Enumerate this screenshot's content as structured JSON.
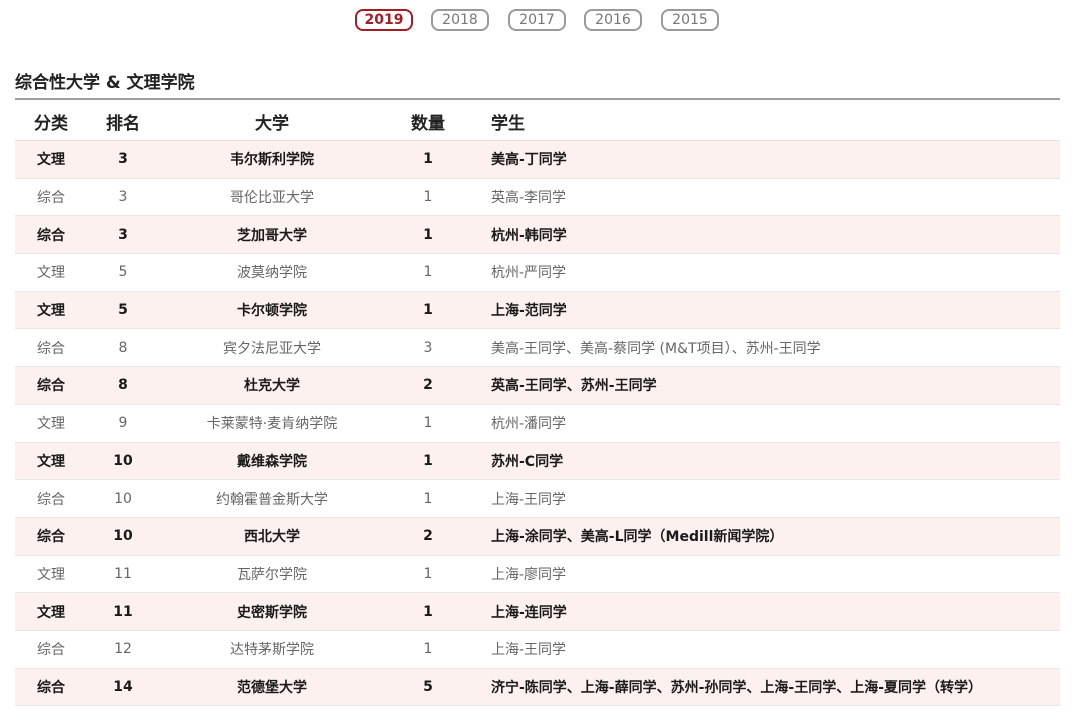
{
  "year_tabs": [
    {
      "label": "2019",
      "active": true
    },
    {
      "label": "2018",
      "active": false
    },
    {
      "label": "2017",
      "active": false
    },
    {
      "label": "2016",
      "active": false
    },
    {
      "label": "2015",
      "active": false
    }
  ],
  "section_title": "综合性大学 & 文理学院",
  "table": {
    "headers": {
      "category": "分类",
      "rank": "排名",
      "university": "大学",
      "count": "数量",
      "students": "学生"
    },
    "rows": [
      {
        "category": "文理",
        "rank": "3",
        "university": "韦尔斯利学院",
        "count": "1",
        "students": "美高-丁同学"
      },
      {
        "category": "综合",
        "rank": "3",
        "university": "哥伦比亚大学",
        "count": "1",
        "students": "英高-李同学"
      },
      {
        "category": "综合",
        "rank": "3",
        "university": "芝加哥大学",
        "count": "1",
        "students": "杭州-韩同学"
      },
      {
        "category": "文理",
        "rank": "5",
        "university": "波莫纳学院",
        "count": "1",
        "students": "杭州-严同学"
      },
      {
        "category": "文理",
        "rank": "5",
        "university": "卡尔顿学院",
        "count": "1",
        "students": "上海-范同学"
      },
      {
        "category": "综合",
        "rank": "8",
        "university": "宾夕法尼亚大学",
        "count": "3",
        "students": "美高-王同学、美高-蔡同学 (M&T项目）、苏州-王同学"
      },
      {
        "category": "综合",
        "rank": "8",
        "university": "杜克大学",
        "count": "2",
        "students": "英高-王同学、苏州-王同学"
      },
      {
        "category": "文理",
        "rank": "9",
        "university": "卡莱蒙特·麦肯纳学院",
        "count": "1",
        "students": "杭州-潘同学"
      },
      {
        "category": "文理",
        "rank": "10",
        "university": "戴维森学院",
        "count": "1",
        "students": "苏州-C同学"
      },
      {
        "category": "综合",
        "rank": "10",
        "university": "约翰霍普金斯大学",
        "count": "1",
        "students": "上海-王同学"
      },
      {
        "category": "综合",
        "rank": "10",
        "university": "西北大学",
        "count": "2",
        "students": "上海-涂同学、美高-L同学（Medill新闻学院）"
      },
      {
        "category": "文理",
        "rank": "11",
        "university": "瓦萨尔学院",
        "count": "1",
        "students": "上海-廖同学"
      },
      {
        "category": "文理",
        "rank": "11",
        "university": "史密斯学院",
        "count": "1",
        "students": "上海-连同学"
      },
      {
        "category": "综合",
        "rank": "12",
        "university": "达特茅斯学院",
        "count": "1",
        "students": "上海-王同学"
      },
      {
        "category": "综合",
        "rank": "14",
        "university": "范德堡大学",
        "count": "5",
        "students": "济宁-陈同学、上海-薛同学、苏州-孙同学、上海-王同学、上海-夏同学（转学）"
      }
    ]
  },
  "colors": {
    "accent": "#a51c24",
    "tab_border": "#9a9a9a",
    "odd_row_bg": "#fdf1f0",
    "rule": "#9e9e9e"
  }
}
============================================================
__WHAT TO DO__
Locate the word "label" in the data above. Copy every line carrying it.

__FINAL ANSWER__
      "label": "2019",
      "label": "2018",
      "label": "2017",
      "label": "2016",
      "label": "2015",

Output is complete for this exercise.